At the White House, the API executive committee is planning to air its concerns about Trump’s steel tariffs and his warnings that the U.S. could walk away from NAFTA negotiations. Trump’s 25 percent tariff on imported steel and criticisms of the current NAFTA agreement have frustrated the industry, which is heavily dependent on foreign metal and international trade.
“The two issue are tariffs and NAFTA,” said a source who requested anonymity because the person was not authorized to talk to the press.
A Trump Hotel receptionist confirmed the API was holding a two-day event there. An API spokesman confirmed a two-day board meeting was currently taking place but did not offer further details.
Energy Secretary Rick Perry and Interior Secretary Ryan Zinke are scheduled to attend the board meeting at the Trump Hotel on Wednesday night, two sources told POLITICO. Press representatives for the Energy Department and Interior Department did not immediately respond to questions.

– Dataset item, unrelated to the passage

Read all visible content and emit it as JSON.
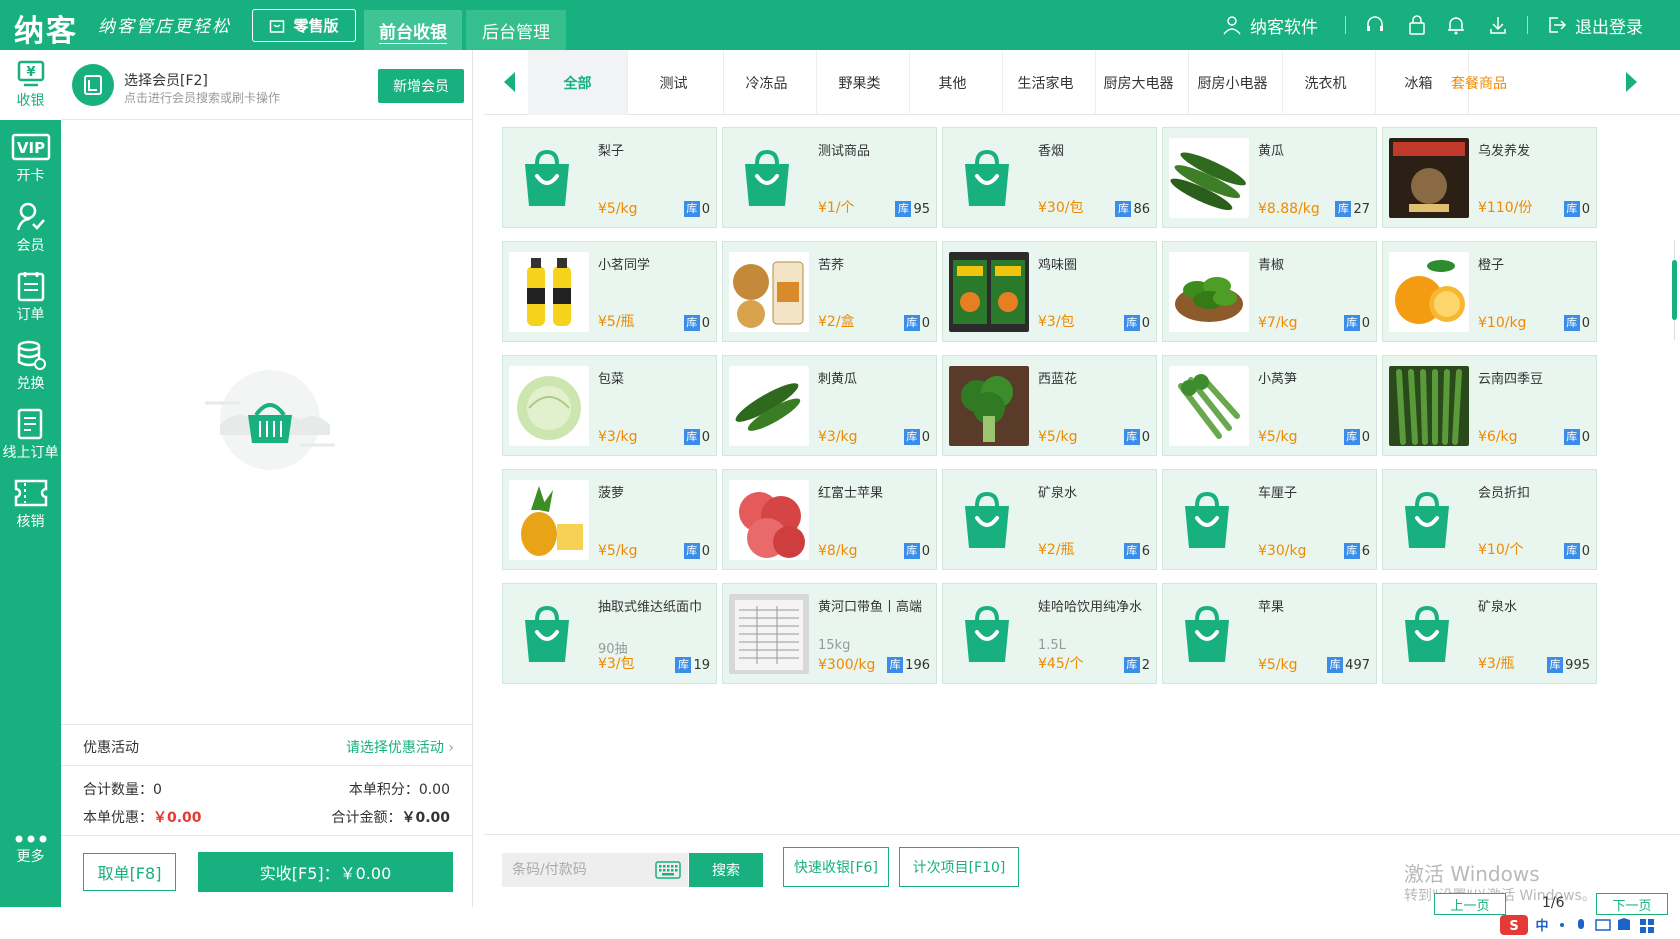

Perry tried to calm industry nerves about the tariff last week, saying at an energy conference in Houston that Trump might still be flexible on how high the import tax on steel would go or which countries it would apply to.
“I’m not sure that he has made up his mind with clarity with where he wants to go with this,” Perry told reporters at the time.
The White House meeting with API’s executive board Thursday, which will include outgoing API chief executive Jack Gerard, is tentatively scheduled to include Trump, the two sources said. It would also include Commerce Secretary Wilbur Ross and U.S. Trade Representative Robert Lighthizer, one of the sources added. Those two have been the president’s main proponents of protectionist trade policies.
The Commerce Department did not immediately respond to questions. A White House trade spokeswoman declined to confirm the meeting for Thursday.